- The Energy Cloud
- Demand-Side Management
- Energy Efficiency
The New Energy Efficiency
Despite slow and steady market growth, Navigant Research has tracked an increase in merger and acquisition activity in the North American energy efficiency market. Recent developments in utility efficiency programs depart from the notion that energy efficiency is a feel-good way to shave down kilowatt-hour and therms usage. In fact, maturity in the North American energy efficiency programs are leading to the development of new business models that galvanize excitement (and enrollment) in utility energy efficiency programs and allow program implementers to remain competitive. Three of the major market trends analyzed in Navigant Research’s recent North American Utility Energy Efficiency Program Implementation report might help to explain recent market development.
Energy efficiency technologies continue to drop in price, allowing utilities to design energy efficiency portfolios that involve an expanded set of program management, analytical, and customer-facing technologies. Technological developments allow for increased targeting of energy efficiency to specific times of peak demand, more accurate program benchmarking, and higher rates of customer satisfaction. The installation of intelligent, efficient building technologies can boost real estate value and deliver high ROI.

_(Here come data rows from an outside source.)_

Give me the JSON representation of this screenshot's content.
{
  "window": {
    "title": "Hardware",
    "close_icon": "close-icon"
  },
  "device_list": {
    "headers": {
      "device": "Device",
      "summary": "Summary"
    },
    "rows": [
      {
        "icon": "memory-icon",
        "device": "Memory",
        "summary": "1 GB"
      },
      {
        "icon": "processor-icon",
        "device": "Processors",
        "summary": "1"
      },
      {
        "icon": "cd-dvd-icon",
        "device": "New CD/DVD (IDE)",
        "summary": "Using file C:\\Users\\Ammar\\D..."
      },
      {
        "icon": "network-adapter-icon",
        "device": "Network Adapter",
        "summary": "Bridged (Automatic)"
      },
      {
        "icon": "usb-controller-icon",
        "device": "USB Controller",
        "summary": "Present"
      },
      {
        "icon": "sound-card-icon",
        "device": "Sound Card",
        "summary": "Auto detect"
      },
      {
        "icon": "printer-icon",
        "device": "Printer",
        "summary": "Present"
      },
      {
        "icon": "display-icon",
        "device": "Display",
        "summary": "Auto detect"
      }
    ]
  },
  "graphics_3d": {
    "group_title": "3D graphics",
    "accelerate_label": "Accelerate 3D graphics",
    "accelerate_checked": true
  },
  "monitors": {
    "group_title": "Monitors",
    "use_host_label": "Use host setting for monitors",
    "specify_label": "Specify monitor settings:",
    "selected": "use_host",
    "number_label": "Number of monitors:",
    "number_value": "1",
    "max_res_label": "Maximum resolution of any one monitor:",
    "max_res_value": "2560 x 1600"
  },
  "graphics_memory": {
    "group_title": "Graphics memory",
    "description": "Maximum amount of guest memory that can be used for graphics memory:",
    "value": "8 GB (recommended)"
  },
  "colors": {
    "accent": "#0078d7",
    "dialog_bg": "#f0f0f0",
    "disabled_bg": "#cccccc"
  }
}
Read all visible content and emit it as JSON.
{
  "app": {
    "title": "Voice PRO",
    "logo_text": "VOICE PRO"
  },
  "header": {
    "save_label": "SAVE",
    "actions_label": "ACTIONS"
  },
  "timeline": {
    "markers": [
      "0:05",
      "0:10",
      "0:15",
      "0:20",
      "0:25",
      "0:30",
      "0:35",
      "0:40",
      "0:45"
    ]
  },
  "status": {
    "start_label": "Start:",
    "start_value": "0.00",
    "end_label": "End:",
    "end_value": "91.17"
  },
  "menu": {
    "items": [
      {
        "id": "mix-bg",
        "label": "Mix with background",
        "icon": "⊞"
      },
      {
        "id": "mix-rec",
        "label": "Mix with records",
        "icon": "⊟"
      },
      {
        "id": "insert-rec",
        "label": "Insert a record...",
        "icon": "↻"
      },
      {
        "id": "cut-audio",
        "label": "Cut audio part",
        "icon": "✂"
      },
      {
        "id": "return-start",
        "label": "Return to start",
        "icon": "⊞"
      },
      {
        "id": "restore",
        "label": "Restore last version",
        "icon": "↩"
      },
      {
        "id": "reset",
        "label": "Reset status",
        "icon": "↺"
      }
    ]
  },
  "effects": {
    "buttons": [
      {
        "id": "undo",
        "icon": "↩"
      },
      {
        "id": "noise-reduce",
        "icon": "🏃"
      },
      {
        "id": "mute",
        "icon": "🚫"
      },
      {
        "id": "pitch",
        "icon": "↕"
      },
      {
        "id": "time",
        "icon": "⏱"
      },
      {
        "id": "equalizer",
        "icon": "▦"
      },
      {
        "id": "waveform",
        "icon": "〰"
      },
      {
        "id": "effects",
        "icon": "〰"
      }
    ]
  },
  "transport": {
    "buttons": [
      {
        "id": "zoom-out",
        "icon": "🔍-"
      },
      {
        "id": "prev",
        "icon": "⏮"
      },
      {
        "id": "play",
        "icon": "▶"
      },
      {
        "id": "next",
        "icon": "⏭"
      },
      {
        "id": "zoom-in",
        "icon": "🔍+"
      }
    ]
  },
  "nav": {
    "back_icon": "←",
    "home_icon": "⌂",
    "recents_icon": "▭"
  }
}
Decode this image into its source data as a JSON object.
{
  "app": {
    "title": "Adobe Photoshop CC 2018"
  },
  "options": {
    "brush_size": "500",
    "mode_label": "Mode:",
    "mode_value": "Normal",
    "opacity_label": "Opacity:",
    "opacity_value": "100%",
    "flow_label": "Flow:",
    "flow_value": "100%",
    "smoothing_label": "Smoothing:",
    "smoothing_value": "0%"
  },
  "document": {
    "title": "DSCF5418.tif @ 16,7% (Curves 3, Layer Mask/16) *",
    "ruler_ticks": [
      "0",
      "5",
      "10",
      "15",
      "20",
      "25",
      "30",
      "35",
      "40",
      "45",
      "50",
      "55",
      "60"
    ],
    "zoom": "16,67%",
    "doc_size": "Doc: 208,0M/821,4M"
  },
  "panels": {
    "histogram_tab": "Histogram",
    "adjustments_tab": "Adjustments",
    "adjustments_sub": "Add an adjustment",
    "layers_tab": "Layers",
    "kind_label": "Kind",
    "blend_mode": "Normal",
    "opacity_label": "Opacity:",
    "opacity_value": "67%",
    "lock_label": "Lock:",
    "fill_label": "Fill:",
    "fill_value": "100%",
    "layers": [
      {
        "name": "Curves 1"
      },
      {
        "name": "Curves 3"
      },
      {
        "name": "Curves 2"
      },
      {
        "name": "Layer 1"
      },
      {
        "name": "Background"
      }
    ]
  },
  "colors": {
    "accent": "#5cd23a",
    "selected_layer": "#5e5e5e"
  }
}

Further, advanced data analytics are allowing utilities to target specific, harder-to-reach customer segments in specific geographies and at peak times of day. By targeting appropriate customer groups, utilities can increase the enrollment rate in their expanding suites of energy efficiency programs, and better use energy efficiency as a tool to bolster customer relationships.
Integration of Energy Efficiency with other Distributed Energy Resources
Silos between energy efficiency, distributed generation, demand response (DR), and grid modernization programs are collapsing. This causes more players in the energy efficiency landscape to looking to acquire the toolsets necessary to provide end-to-end solutions to potential customers. As energy efficiency is understood as an increasingly reliable tool in load curtailment portfolios, energy efficiency implementers are positioning themselves to integrate their energy efficiency with other distributed energy resources.
Utilities may take an interest in integrated energy efficiency, as they plan for future demand-side management programs. As energy efficiency becomes a tool for utility capacity, efficient loads will likely become the baseline for planning other utility programs, such as DR.
Third-Party Program Administration
As the efficiency regulatory landscape varies across North America, energy efficiency implementers are increasingly able to administer programs directly in some regions. As third-party program administration inherently takes place outside of utility control, implementers can increase the flexibility in which they contribute to reaching specific system-level efficiency goals. This flexibility can spur the adoption of more performance-based savings such as pay-for-performance contracting that boosts a program’s overall cost-effectiveness.